▶ PROBLEM TO SOLVE: Where a line holds the word "Internet", copy it from the records.

Saved data entries:
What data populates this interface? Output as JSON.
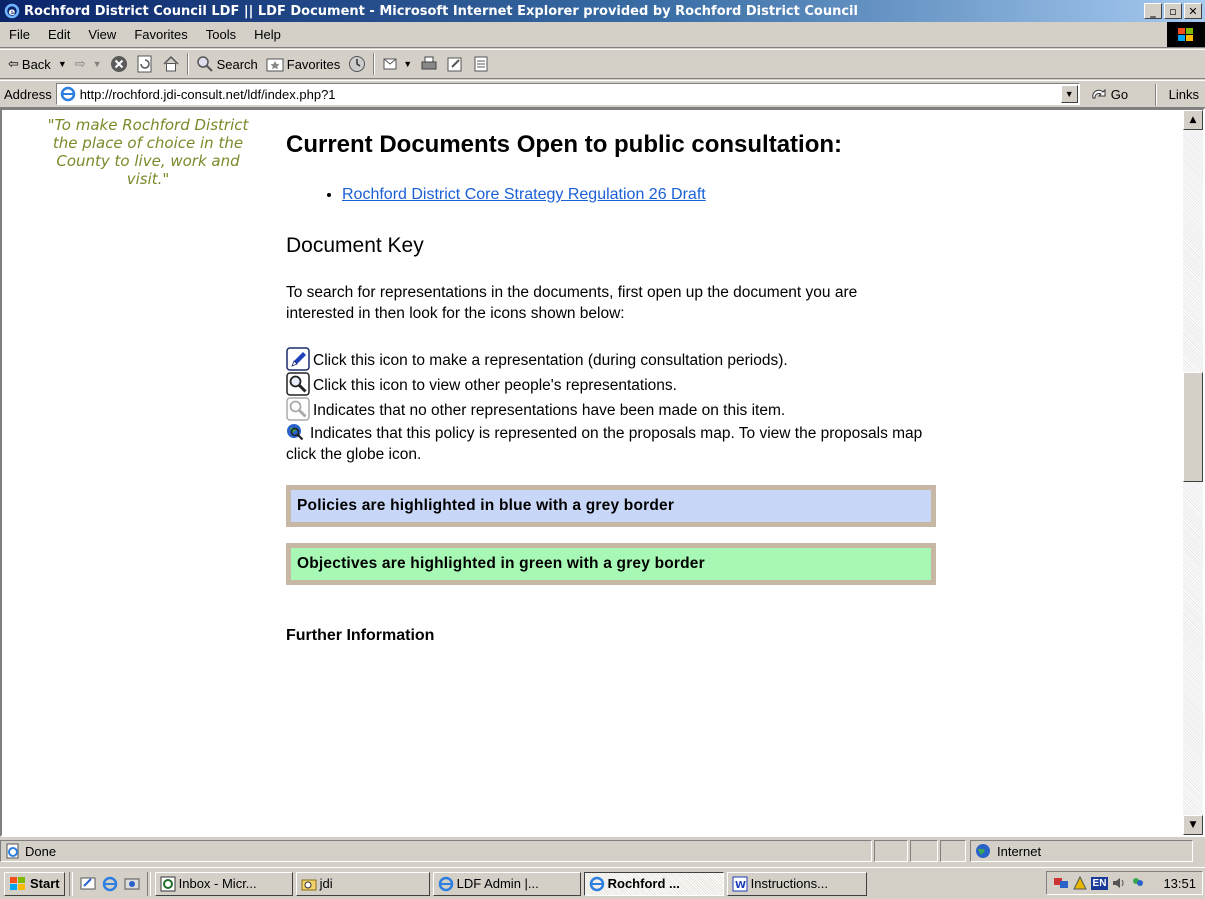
{
  "window": {
    "title": "Rochford District Council LDF || LDF Document - Microsoft Internet Explorer provided by Rochford District Council"
  },
  "menu": [
    "File",
    "Edit",
    "View",
    "Favorites",
    "Tools",
    "Help"
  ],
  "toolbar": {
    "back": "Back",
    "search": "Search",
    "favorites": "Favorites"
  },
  "address": {
    "label": "Address",
    "url": "http://rochford.jdi-consult.net/ldf/index.php?1",
    "go": "Go",
    "links": "Links"
  },
  "page": {
    "slogan": "\"To make Rochford District the place of choice in the County to live, work and visit.\"",
    "heading": "Current Documents Open to public consultation:",
    "documents": [
      "Rochford District Core Strategy Regulation 26 Draft"
    ],
    "key_heading": "Document Key",
    "intro": "To search for representations in the documents, first open up the document you are interested in then look for the icons shown below:",
    "key": [
      {
        "icon": "pencil-icon",
        "text": "Click this icon to make a representation (during consultation periods)."
      },
      {
        "icon": "magnifier-icon",
        "text": "Click this icon to view other people's representations."
      },
      {
        "icon": "magnifier-grey-icon",
        "text": "Indicates that no other representations have been made on this item."
      },
      {
        "icon": "globe-icon",
        "text": "Indicates that this policy is represented on the proposals map. To view the proposals map click the globe icon."
      }
    ],
    "policy_box": "Policies are highlighted in blue with a grey border",
    "objective_box": "Objectives are highlighted in green with a grey border",
    "further": "Further Information"
  },
  "status": {
    "text": "Done",
    "zone": "Internet"
  },
  "taskbar": {
    "start": "Start",
    "tasks": [
      {
        "label": "Inbox - Micr...",
        "active": false
      },
      {
        "label": "jdi",
        "active": false
      },
      {
        "label": "LDF Admin |...",
        "active": false
      },
      {
        "label": "Rochford ...",
        "active": true
      },
      {
        "label": "Instructions...",
        "active": false
      }
    ],
    "clock": "13:51",
    "lang": "EN"
  },
  "colors": {
    "policy_bg": "#c8d6f7",
    "objective_bg": "#a7f8b4",
    "box_border": "#c6b8a5",
    "link": "#1a5fd6",
    "slogan": "#7a8a2a"
  }
}
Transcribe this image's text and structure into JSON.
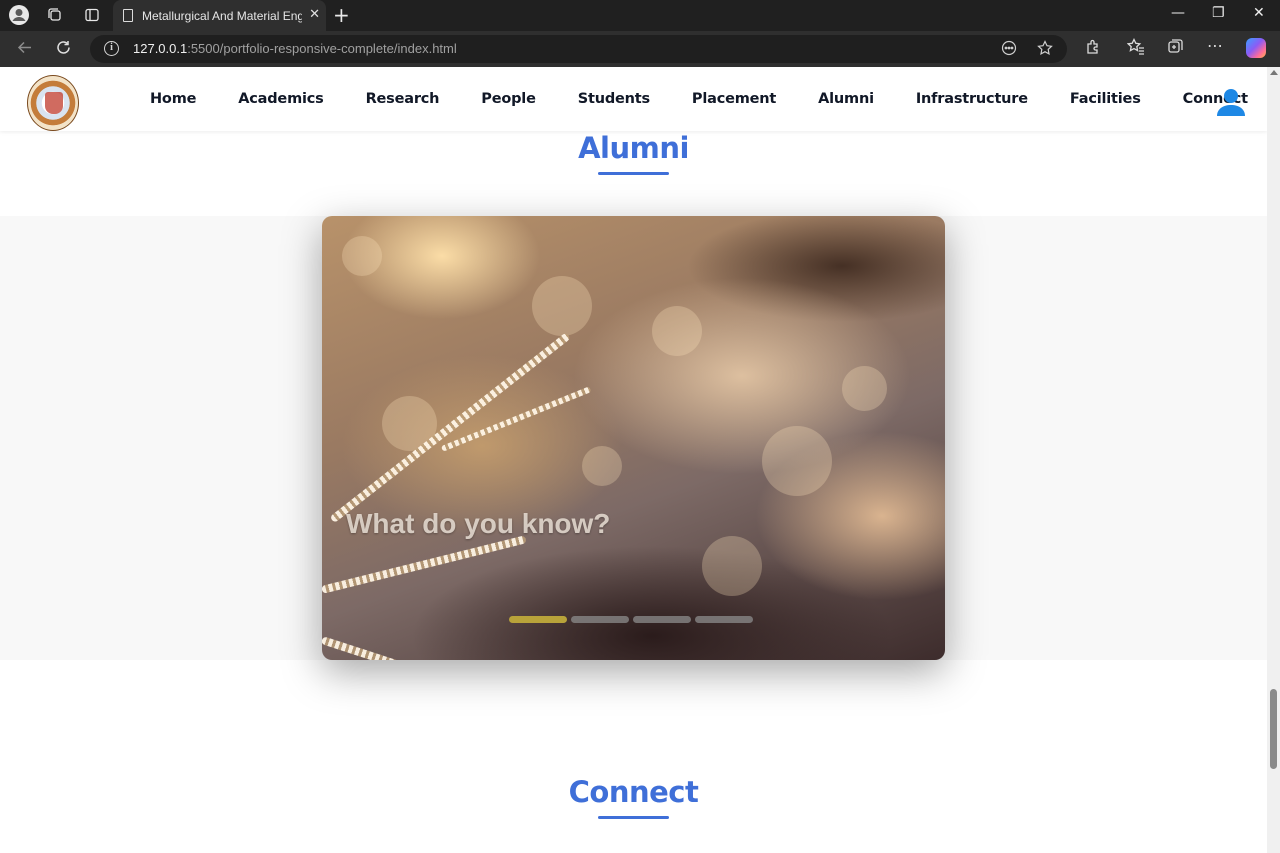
{
  "browser": {
    "tab_title": "Metallurgical And Material Engine",
    "tab_close": "✕",
    "new_tab": "+",
    "url_host": "127.0.0.1",
    "url_path": ":5500/portfolio-responsive-complete/index.html",
    "window_controls": {
      "minimize": "—",
      "maximize": "❐",
      "close": "✕"
    }
  },
  "site": {
    "nav": [
      {
        "label": "Home"
      },
      {
        "label": "Academics"
      },
      {
        "label": "Research"
      },
      {
        "label": "People"
      },
      {
        "label": "Students"
      },
      {
        "label": "Placement"
      },
      {
        "label": "Alumni"
      },
      {
        "label": "Infrastructure"
      },
      {
        "label": "Facilities"
      },
      {
        "label": "Connect"
      }
    ],
    "user_icon": "user-icon"
  },
  "alumni": {
    "title": "Alumni",
    "carousel": {
      "caption": "What do you know?",
      "slide_count": 4,
      "active_slide": 1
    }
  },
  "connect": {
    "title": "Connect"
  },
  "colors": {
    "accent": "#3f6fd8",
    "indicator_active": "#b8a33a",
    "user_icon": "#1e88e5"
  }
}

▶ WRITTEN RESPONSE:
    "title": "Rochford District Council LDF || LDF Document - Microsoft Internet Explorer provided by Rochford District Council"
    "zone": "Internet"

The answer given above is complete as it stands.